08 September 2008

The Future Is Unwritten

I checked out the new Joe Strummer documentary, "The Future Is Unwritten," on the weekend. What a remarkable piece of film-making. I remember when Strummer died. I was back home in Wales listening to the radio when it was announced. I felt a sinking feeling in my stomach. My gut told me it was upset. My brain shortly thereafter announced, "Who fucking cares? He was just another celebrity, turning rebellion into money." As Strummer himself proclaimed, "We (The Clash) became what we were trying to destroy." IE. Out of touch, out of reach, exclusive rock stars, making millions for major record labels.
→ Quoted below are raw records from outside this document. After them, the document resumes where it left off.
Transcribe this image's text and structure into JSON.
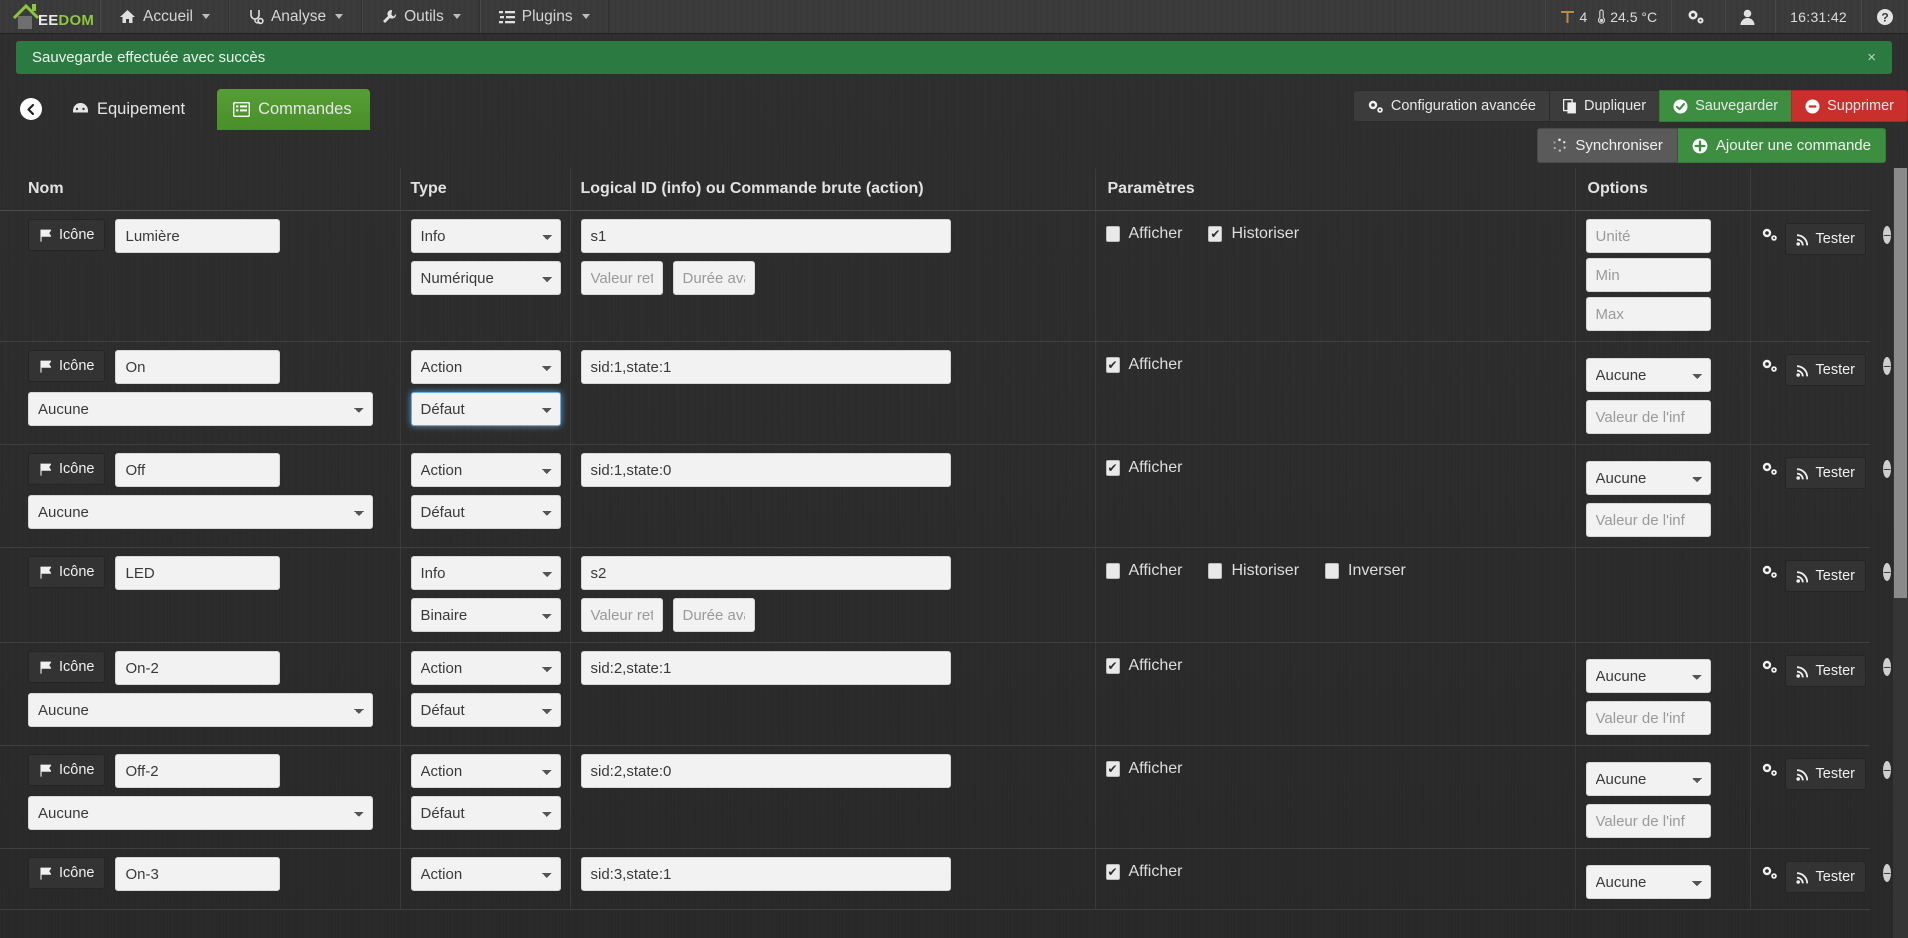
{
  "navbar": {
    "brand": {
      "white": "EE",
      "green": "DOM"
    },
    "menus": [
      {
        "label": "Accueil",
        "icon": "home-icon"
      },
      {
        "label": "Analyse",
        "icon": "stethoscope-icon"
      },
      {
        "label": "Outils",
        "icon": "wrench-icon"
      },
      {
        "label": "Plugins",
        "icon": "list-icon"
      }
    ],
    "summary": {
      "window_count": "4",
      "temperature": "24.5 °C"
    },
    "clock": "16:31:42",
    "gear_label": "gear-dropdown",
    "user_label": "user-dropdown",
    "help_label": "help-icon"
  },
  "alert": {
    "message": "Sauvegarde effectuée avec succès",
    "close": "×"
  },
  "tabs": [
    {
      "label": "Equipement",
      "icon": "dashboard-icon",
      "active": false
    },
    {
      "label": "Commandes",
      "icon": "list-alt-icon",
      "active": true
    }
  ],
  "top_actions": [
    {
      "label": "Configuration avancée",
      "icon": "cogs-icon",
      "style": "default"
    },
    {
      "label": "Dupliquer",
      "icon": "copy-icon",
      "style": "default"
    },
    {
      "label": "Sauvegarder",
      "icon": "check-circle-icon",
      "style": "green"
    },
    {
      "label": "Supprimer",
      "icon": "minus-circle-icon",
      "style": "red"
    }
  ],
  "sub_actions": [
    {
      "label": "Synchroniser",
      "icon": "spinner-icon",
      "style": "default"
    },
    {
      "label": "Ajouter une commande",
      "icon": "plus-circle-icon",
      "style": "green"
    }
  ],
  "table": {
    "headers": {
      "nom": "Nom",
      "type": "Type",
      "logical_id": "Logical ID (info) ou Commande brute (action)",
      "parametres": "Paramètres",
      "options": "Options"
    },
    "common": {
      "icon_button": "Icône",
      "test_button": "Tester",
      "gear": "cogs-icon",
      "remove": "remove-icon",
      "placeholder_valeur_retour": "Valeur reto",
      "placeholder_duree_avant": "Durée avar",
      "placeholder_valeur_info": "Valeur de l'inf",
      "placeholder_unite": "Unité",
      "placeholder_min": "Min",
      "placeholder_max": "Max",
      "label_afficher": "Afficher",
      "label_historiser": "Historiser",
      "label_inverser": "Inverser",
      "check_mark": "✔"
    },
    "rows": [
      {
        "name": "Lumière",
        "type": "Info",
        "subtype": "Numérique",
        "subtype_focused": false,
        "logical_id": "s1",
        "has_info_extras": true,
        "cascade": null,
        "checks": [
          {
            "label": "Afficher",
            "checked": false
          },
          {
            "label": "Historiser",
            "checked": true
          }
        ],
        "options_kind": "info",
        "option_unit": "Unité",
        "option_min": "Min",
        "option_max": "Max"
      },
      {
        "name": "On",
        "type": "Action",
        "subtype": "Défaut",
        "subtype_focused": true,
        "logical_id": "sid:1,state:1",
        "has_info_extras": false,
        "cascade": "Aucune",
        "checks": [
          {
            "label": "Afficher",
            "checked": true
          }
        ],
        "options_kind": "action",
        "option_select": "Aucune",
        "option_value_placeholder": "Valeur de l'inf"
      },
      {
        "name": "Off",
        "type": "Action",
        "subtype": "Défaut",
        "subtype_focused": false,
        "logical_id": "sid:1,state:0",
        "has_info_extras": false,
        "cascade": "Aucune",
        "checks": [
          {
            "label": "Afficher",
            "checked": true
          }
        ],
        "options_kind": "action",
        "option_select": "Aucune",
        "option_value_placeholder": "Valeur de l'inf"
      },
      {
        "name": "LED",
        "type": "Info",
        "subtype": "Binaire",
        "subtype_focused": false,
        "logical_id": "s2",
        "has_info_extras": true,
        "cascade": null,
        "checks": [
          {
            "label": "Afficher",
            "checked": false
          },
          {
            "label": "Historiser",
            "checked": false
          },
          {
            "label": "Inverser",
            "checked": false
          }
        ],
        "options_kind": "none"
      },
      {
        "name": "On-2",
        "type": "Action",
        "subtype": "Défaut",
        "subtype_focused": false,
        "logical_id": "sid:2,state:1",
        "has_info_extras": false,
        "cascade": "Aucune",
        "checks": [
          {
            "label": "Afficher",
            "checked": true
          }
        ],
        "options_kind": "action",
        "option_select": "Aucune",
        "option_value_placeholder": "Valeur de l'inf"
      },
      {
        "name": "Off-2",
        "type": "Action",
        "subtype": "Défaut",
        "subtype_focused": false,
        "logical_id": "sid:2,state:0",
        "has_info_extras": false,
        "cascade": "Aucune",
        "checks": [
          {
            "label": "Afficher",
            "checked": true
          }
        ],
        "options_kind": "action",
        "option_select": "Aucune",
        "option_value_placeholder": "Valeur de l'inf"
      },
      {
        "name": "On-3",
        "type": "Action",
        "subtype": null,
        "subtype_focused": false,
        "logical_id": "sid:3,state:1",
        "has_info_extras": false,
        "cascade": null,
        "checks": [
          {
            "label": "Afficher",
            "checked": true
          }
        ],
        "options_kind": "action",
        "option_select": "Aucune",
        "option_value_placeholder": null
      }
    ]
  },
  "colors": {
    "accent_green": "#4e9a2f",
    "alert_green": "#2b7a41",
    "danger_red": "#c9302c",
    "navbar_bg": "#3a3a3a",
    "page_bg": "#2b2b2b"
  }
}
As a punk purist, it is easy to write The Clash off as perhaps the biggest "sell-outs" of all time. But times were different back then and no one really knew where they were going and what leeches to watch out for. Strummer's story is complicated. He had a middle-class expatriate background that he later tried to shrug off in favor of a more salt of the earth working class image during the turbulent 1970s in Britain. He was very sensitive about this as he couldn't be seen as a middle class twat if he wanted to establish his punk cred.

The film traces Strummer's exploits through 1970s Britain, the discovery of punk, the rise and fall of the Clash and the years he spent soul searching afterwards. In some ways he wrote off his family, wrote off his art school/ hippy friends in order to carefully construct the uncompromising Joe Strummer image, until before he knew it, he was playing giant stadium shows in the US. Singing about the dole in a shitty London pub while the crowd and band are one, is one thing and singing about the Sandanistas in a giant American stadium totally isolated from the audience is another.
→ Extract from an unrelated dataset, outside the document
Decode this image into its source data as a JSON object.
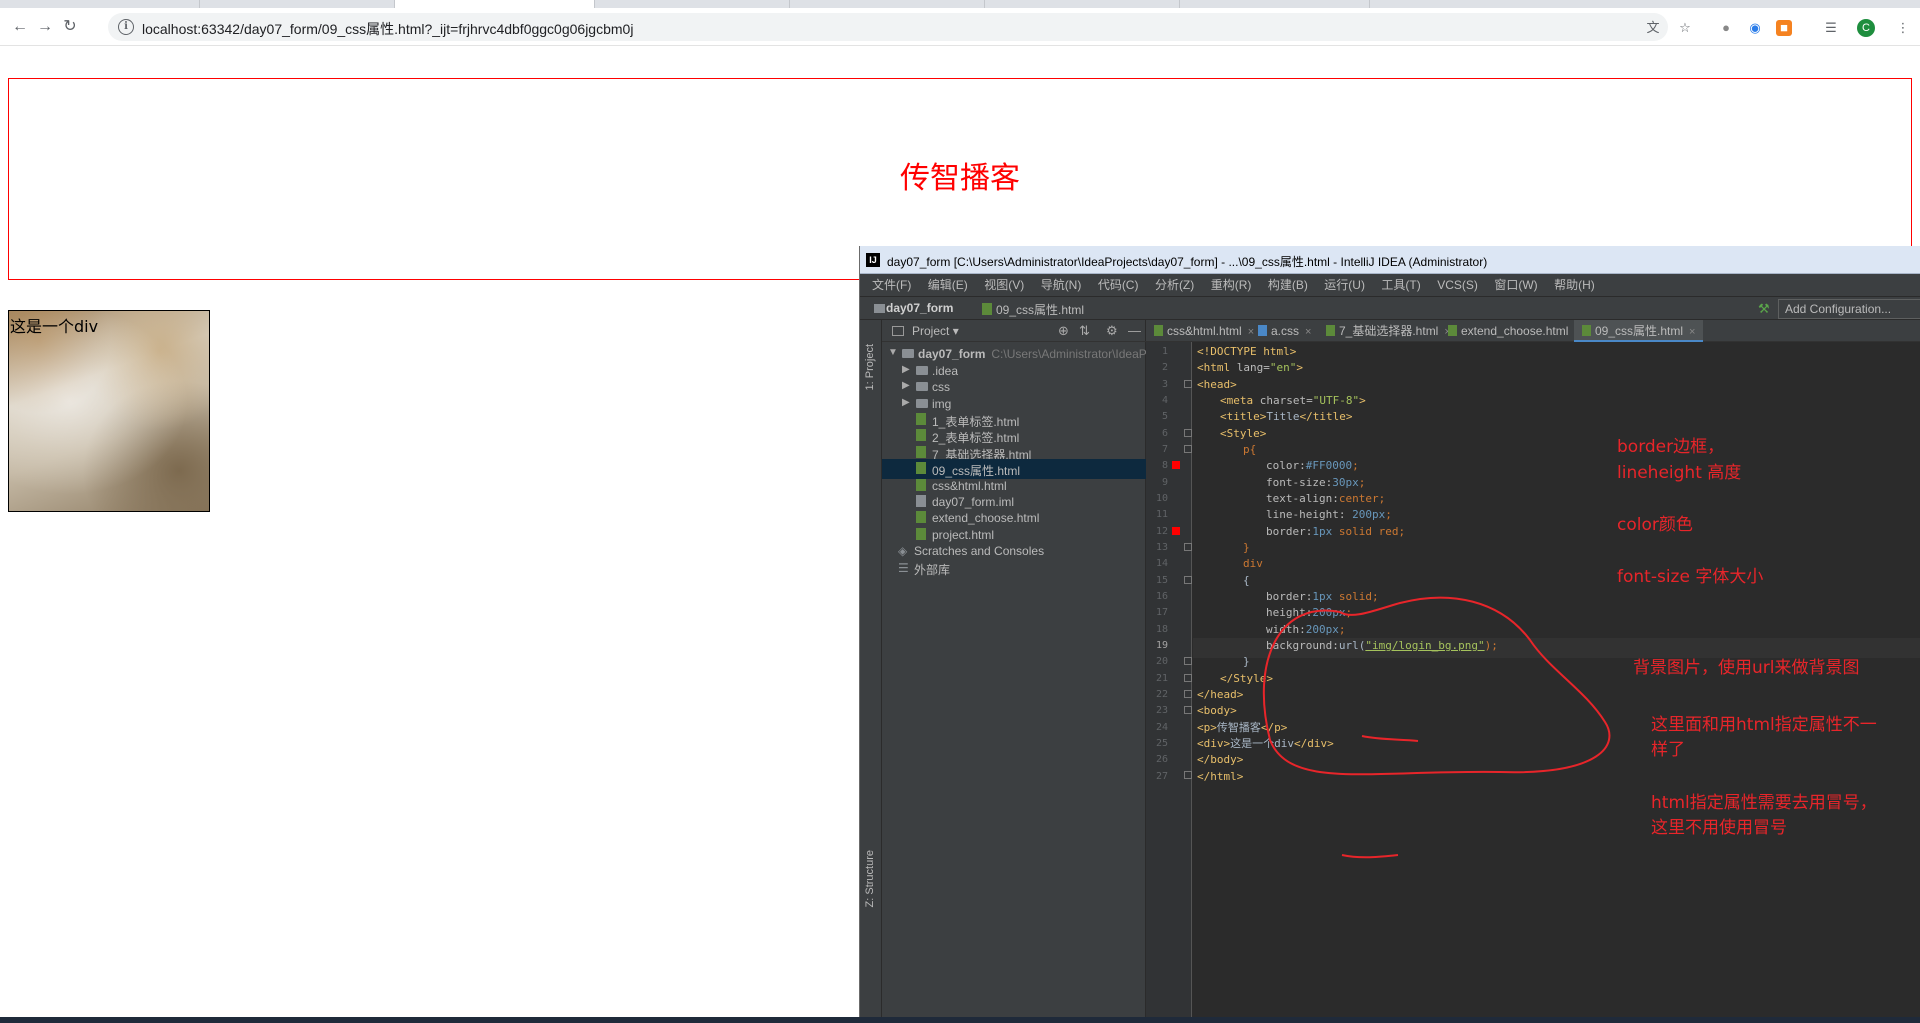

It seems after years of post-Clash depression, Strummer finally found peace by celebrating diversity and being allowed to come humbly back to earth. He'd grown up around diverse cultures, loved world music and was now reaching out to people from diverse backgrounds. As he says, "Punk is about having extremely good manners." Back in the mud with everyone else, Strummer eventually shrugged off the elitist rock star persona and became a punk again.
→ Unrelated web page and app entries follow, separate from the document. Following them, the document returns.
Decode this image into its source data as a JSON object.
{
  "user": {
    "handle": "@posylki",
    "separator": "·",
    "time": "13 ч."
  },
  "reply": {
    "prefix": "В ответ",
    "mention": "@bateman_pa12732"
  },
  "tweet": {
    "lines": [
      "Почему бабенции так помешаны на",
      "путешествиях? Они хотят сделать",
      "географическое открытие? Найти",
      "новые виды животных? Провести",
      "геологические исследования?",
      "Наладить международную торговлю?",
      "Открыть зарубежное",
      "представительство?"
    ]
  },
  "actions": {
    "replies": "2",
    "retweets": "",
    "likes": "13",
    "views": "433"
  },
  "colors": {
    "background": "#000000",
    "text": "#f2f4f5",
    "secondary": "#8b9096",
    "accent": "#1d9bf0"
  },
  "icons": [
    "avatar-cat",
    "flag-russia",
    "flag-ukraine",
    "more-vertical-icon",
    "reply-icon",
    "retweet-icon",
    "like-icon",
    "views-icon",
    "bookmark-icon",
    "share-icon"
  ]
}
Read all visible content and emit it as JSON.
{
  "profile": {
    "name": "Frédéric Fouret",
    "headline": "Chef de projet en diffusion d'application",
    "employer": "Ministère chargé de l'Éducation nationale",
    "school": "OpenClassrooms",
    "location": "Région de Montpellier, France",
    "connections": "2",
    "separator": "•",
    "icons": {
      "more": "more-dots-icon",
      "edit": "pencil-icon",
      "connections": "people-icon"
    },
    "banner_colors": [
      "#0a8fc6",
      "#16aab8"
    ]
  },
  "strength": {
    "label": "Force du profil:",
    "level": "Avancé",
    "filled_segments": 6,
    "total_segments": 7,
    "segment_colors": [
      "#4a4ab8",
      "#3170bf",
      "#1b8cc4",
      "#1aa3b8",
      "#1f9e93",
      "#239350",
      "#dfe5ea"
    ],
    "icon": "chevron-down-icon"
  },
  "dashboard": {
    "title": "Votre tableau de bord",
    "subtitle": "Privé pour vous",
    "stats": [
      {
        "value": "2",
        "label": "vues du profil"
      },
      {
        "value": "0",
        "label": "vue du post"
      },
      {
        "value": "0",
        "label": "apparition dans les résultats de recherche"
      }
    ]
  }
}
The Christmas before he died, he made cards that he painted himself. It is an idyllic setting with various lush green islands scattered around a complex watery landscape. On each island, people are all sitting around communal bonfires, doing their own thing, telling stories, listening/playing their own music. And this is how the film beautifully stages each interview and celebrates Strummer's humanity without the usual crude celebrity worship.
Strummer made many mistakes but I like where he ended up. Healthy culture needs diversity as much as a healthy eco-system does. Wedging ourselves into the same proverbial mega-stadium to tune into the same re-hashed shit is not going to stimulate anything useful.